This is not meant to diminish the real hardships that Palestinians suffer under the strictures of Israel's efforts to protect its citizens and the oppressive authoritarian rule of their own leaders. But there is a difference between picturing Israel as making difficult decisions and sometimes making mistakes as it balances security against Palestinian humanitarian needs, and presenting Israel as tormenting Palestinians for no reason, stealing "their" land and denying "human rights." This is the difference between fact and fiction; between reality and politics; between truth and promoting an agenda.
The media is the lens through which policymakers and the public view issues about which they have no firsthand knowledge. So the media must be our primary focus if we are to address this crucial imbalance.
Steps can be taken to help journalists see the whole picture, develop a more nuanced understanding of the complexities of the region and report the stories fairly.
Over 25 years of living in Israel, and dealing with the foreign media and visiting politicians, has convinced me that accuracy is Israel's best ally. For the many reporters who arrive in Israel with misconceptions and pre-conceived notions, simple observation of the actual state of affairs is the most effective antidote. The history of the region, the geography, the cultural and political milieu is right in front of them — they just need help to see it.
A senior foreign correspondent told me recently that if we can offer journalists balanced and neutral assistance, access to everyone and every shade of opinion, we'll succeed. He noted the need for reporters to talk to newsmakers and to those whose voices are rarely heard.
Most of the more than 400 foreign journalists serving in Israel do not hate Jews or Israelis. But they also don't know a great deal about them or about Israel's history. It's time for Israel to use the carrot, and not the stick, in elations with international media — developing relationships with the journalists on the ground, and not just arguing with the editors and publishers.
And it works. Take, for instance, the coverage of Israel's recent retaliation for attacks from Gaza. Those reporters who made the effort to go down to the borders wrote much more balanced treatments of the topic than did those who merely attended pro-Palestinian news conferences in Gaza, Ramallah and eastern Jerusalem.
They attended a field tour where contacts, transportation, briefings and, of course, lunch were provided — with no agenda other than to help them develop a more nuanced understanding of a complex reality.
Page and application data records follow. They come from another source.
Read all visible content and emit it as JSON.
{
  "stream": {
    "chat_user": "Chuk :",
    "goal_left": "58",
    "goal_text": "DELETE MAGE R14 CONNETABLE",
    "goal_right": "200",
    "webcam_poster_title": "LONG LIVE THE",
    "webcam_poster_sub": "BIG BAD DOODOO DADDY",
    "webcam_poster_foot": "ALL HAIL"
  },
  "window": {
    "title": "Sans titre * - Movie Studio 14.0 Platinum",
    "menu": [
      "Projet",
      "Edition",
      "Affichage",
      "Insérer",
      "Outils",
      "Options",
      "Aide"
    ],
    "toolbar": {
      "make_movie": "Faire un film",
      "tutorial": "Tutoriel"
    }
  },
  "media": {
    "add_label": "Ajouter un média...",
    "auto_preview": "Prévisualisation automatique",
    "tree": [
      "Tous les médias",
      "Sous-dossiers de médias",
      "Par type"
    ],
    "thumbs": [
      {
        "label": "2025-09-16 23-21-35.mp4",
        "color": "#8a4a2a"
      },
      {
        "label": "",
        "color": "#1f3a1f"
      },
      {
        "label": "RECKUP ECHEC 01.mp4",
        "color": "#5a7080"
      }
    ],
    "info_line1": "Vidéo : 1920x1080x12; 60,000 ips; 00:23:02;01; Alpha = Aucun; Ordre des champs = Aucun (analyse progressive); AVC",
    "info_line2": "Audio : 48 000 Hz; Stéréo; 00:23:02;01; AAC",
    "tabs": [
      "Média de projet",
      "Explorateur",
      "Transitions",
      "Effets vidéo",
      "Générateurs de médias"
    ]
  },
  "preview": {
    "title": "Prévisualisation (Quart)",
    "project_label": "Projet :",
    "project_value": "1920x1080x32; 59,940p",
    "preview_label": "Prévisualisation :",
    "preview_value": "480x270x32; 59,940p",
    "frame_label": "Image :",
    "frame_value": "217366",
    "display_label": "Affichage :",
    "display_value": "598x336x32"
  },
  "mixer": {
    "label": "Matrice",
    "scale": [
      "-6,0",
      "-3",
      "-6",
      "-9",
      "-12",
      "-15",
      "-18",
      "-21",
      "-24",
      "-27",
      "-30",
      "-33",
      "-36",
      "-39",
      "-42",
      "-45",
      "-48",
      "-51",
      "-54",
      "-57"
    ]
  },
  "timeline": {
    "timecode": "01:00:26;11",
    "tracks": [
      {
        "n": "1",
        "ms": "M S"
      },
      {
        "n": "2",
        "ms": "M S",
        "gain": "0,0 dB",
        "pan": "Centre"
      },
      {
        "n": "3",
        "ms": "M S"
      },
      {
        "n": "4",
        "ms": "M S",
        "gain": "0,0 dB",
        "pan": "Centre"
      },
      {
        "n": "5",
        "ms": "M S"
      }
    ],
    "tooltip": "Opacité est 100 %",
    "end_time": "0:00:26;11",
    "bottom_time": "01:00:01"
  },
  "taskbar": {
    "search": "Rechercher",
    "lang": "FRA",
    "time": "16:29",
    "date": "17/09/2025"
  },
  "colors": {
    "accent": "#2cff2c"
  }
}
And they did, which was reflected in their detailed descriptions of Israel's predicament, with Hamas missile attacks on its civilian population a daily, sometimes hourly occurrence, and with a focus on those attacks rather than on Israel's defensive operations.
Those who didn't make such an effort to report from the scene reported verbatim the diatribes delivered by the various Palestinian spokesmen about Israel's "illegal, immoral, indefensible attacks on Palestinians in Gaza," and focused on Palestinian casualties.
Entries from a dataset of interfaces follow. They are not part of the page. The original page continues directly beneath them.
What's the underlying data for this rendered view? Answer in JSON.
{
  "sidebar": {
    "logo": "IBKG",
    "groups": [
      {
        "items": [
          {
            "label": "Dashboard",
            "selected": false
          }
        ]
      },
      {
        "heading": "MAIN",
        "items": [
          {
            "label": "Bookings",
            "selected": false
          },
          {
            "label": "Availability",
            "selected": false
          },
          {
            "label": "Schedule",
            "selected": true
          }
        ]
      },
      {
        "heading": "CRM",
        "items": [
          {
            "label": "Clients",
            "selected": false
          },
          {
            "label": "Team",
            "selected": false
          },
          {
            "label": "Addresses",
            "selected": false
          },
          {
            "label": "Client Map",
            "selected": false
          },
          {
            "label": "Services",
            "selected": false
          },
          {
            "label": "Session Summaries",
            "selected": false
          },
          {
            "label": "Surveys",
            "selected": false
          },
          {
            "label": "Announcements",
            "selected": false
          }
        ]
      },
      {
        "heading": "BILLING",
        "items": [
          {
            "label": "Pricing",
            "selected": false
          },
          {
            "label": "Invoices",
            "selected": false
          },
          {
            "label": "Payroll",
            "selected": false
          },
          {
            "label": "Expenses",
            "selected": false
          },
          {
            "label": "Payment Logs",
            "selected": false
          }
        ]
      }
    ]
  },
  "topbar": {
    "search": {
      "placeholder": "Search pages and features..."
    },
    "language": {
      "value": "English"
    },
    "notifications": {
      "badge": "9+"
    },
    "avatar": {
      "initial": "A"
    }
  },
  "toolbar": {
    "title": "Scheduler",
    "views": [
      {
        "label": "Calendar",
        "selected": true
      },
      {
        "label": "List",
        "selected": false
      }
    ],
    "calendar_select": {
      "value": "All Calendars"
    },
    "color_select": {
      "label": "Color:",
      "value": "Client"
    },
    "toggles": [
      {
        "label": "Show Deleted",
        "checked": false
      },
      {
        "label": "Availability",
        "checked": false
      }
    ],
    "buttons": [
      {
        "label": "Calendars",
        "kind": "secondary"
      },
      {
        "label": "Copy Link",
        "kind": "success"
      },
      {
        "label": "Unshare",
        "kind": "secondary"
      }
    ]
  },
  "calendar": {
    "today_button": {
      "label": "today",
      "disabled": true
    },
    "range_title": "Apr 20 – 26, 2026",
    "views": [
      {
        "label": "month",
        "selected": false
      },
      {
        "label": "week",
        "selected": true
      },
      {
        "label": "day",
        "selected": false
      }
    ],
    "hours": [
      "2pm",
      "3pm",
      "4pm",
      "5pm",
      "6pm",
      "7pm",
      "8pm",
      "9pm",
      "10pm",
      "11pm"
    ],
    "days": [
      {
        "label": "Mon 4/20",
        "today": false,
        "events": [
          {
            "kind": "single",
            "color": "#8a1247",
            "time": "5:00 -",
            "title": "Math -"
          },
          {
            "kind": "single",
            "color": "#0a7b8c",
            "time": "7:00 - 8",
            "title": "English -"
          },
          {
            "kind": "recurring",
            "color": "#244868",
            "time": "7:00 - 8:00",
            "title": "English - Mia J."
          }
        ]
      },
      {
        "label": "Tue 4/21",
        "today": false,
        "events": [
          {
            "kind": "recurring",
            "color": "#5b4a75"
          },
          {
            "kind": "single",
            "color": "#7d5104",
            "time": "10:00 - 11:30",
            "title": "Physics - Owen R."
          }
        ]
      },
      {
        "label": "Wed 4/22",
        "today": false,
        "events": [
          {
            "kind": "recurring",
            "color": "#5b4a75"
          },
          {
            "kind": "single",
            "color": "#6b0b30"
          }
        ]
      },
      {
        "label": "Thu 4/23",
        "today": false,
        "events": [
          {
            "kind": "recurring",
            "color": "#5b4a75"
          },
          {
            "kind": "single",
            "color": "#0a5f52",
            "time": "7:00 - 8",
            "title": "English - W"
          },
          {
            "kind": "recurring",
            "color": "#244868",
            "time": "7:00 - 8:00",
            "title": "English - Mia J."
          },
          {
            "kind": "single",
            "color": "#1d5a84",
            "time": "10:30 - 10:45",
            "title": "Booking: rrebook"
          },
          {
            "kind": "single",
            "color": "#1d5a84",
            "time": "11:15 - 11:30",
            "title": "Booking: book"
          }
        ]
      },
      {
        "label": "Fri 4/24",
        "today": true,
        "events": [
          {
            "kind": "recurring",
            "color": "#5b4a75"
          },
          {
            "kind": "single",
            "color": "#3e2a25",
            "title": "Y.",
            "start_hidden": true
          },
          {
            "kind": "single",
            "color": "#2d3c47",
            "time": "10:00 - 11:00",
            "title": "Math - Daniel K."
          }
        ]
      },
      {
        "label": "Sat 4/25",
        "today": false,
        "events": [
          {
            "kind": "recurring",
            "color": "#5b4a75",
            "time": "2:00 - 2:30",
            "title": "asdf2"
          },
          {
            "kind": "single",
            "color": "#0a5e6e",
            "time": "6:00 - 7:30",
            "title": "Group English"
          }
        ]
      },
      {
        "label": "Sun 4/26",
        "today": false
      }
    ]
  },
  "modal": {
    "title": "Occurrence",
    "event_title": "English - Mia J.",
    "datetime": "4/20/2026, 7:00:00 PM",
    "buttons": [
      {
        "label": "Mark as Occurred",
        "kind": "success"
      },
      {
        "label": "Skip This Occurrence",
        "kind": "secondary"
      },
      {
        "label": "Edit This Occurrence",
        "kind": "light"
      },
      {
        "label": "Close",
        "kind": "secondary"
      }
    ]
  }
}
Foreign journalists in Israel are open to this new approach. We are much more effective when we embrace them and help them to learn about under-the-radar stories such as the aid work of Israelis in Africa; the economic cooperation between the Israeli region of Gilboa and Palestinian Jenin; and encounters between veteran Israeli activist Natan Sharansky and Palestinian Arab democracy activists like Professor Mohammed Dajani.
Helping them to meet "average" Israelis over a beer or to learn that Israel is the only nation on the planet increasing its forest acreage — these actions will help inspire more accurate reporting from the field.
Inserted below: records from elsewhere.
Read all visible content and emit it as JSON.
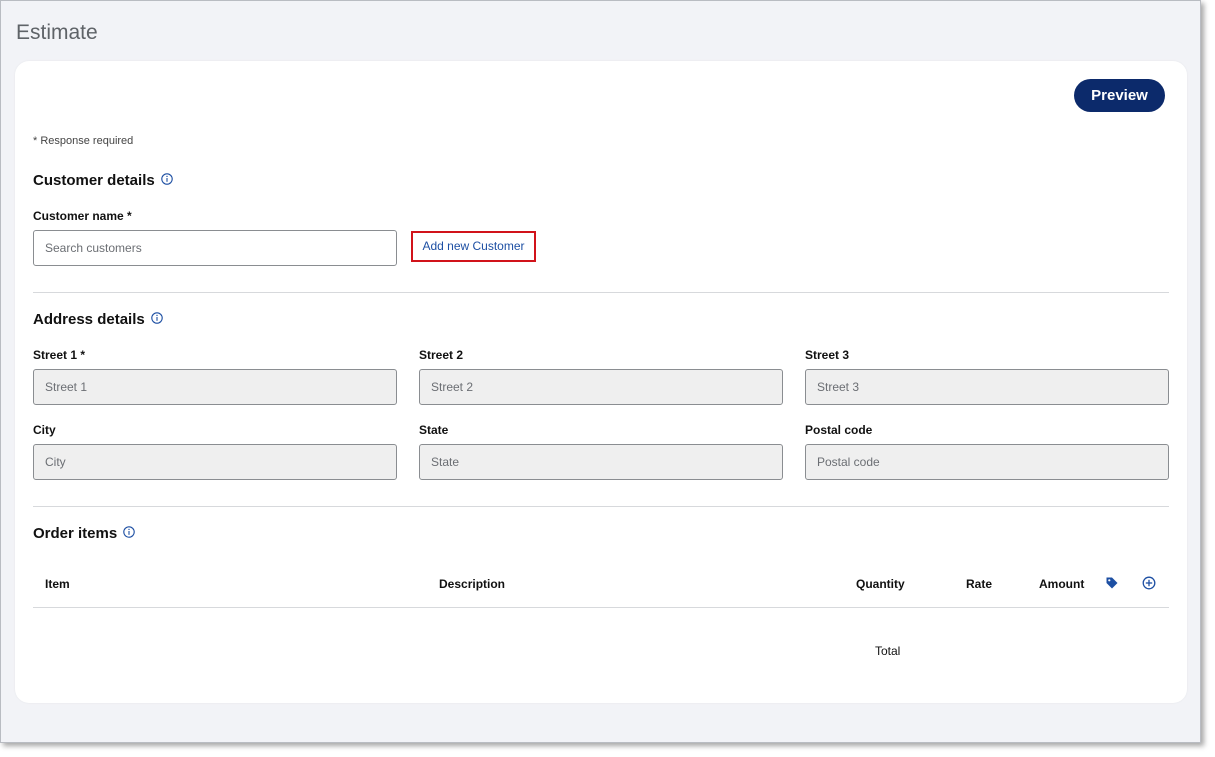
{
  "page": {
    "title": "Estimate"
  },
  "toolbar": {
    "preview_label": "Preview"
  },
  "form": {
    "required_note": "* Response required",
    "customer": {
      "section_title": "Customer details",
      "name_label": "Customer name *",
      "name_placeholder": "Search customers",
      "add_new_label": "Add new Customer"
    },
    "address": {
      "section_title": "Address details",
      "street1_label": "Street 1 *",
      "street1_placeholder": "Street 1",
      "street2_label": "Street 2",
      "street2_placeholder": "Street 2",
      "street3_label": "Street 3",
      "street3_placeholder": "Street 3",
      "city_label": "City",
      "city_placeholder": "City",
      "state_label": "State",
      "state_placeholder": "State",
      "postal_label": "Postal code",
      "postal_placeholder": "Postal code"
    },
    "order": {
      "section_title": "Order items",
      "columns": {
        "item": "Item",
        "description": "Description",
        "quantity": "Quantity",
        "rate": "Rate",
        "amount": "Amount"
      },
      "total_label": "Total",
      "icons": {
        "tag": "tag-icon",
        "add": "plus-circle-icon",
        "info": "info-icon"
      }
    }
  },
  "colors": {
    "primary": "#0c2a6b",
    "link": "#1d4fa3",
    "highlight": "#d1131a",
    "info": "#1d4fa3"
  }
}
Aryeh Green is director of MediaCentral (www.m-central.org), a Jerusalem center providing support for journalists based in or visiting Israel and the territories. He recently spoke in Philadelphia as part of a U.S. tour.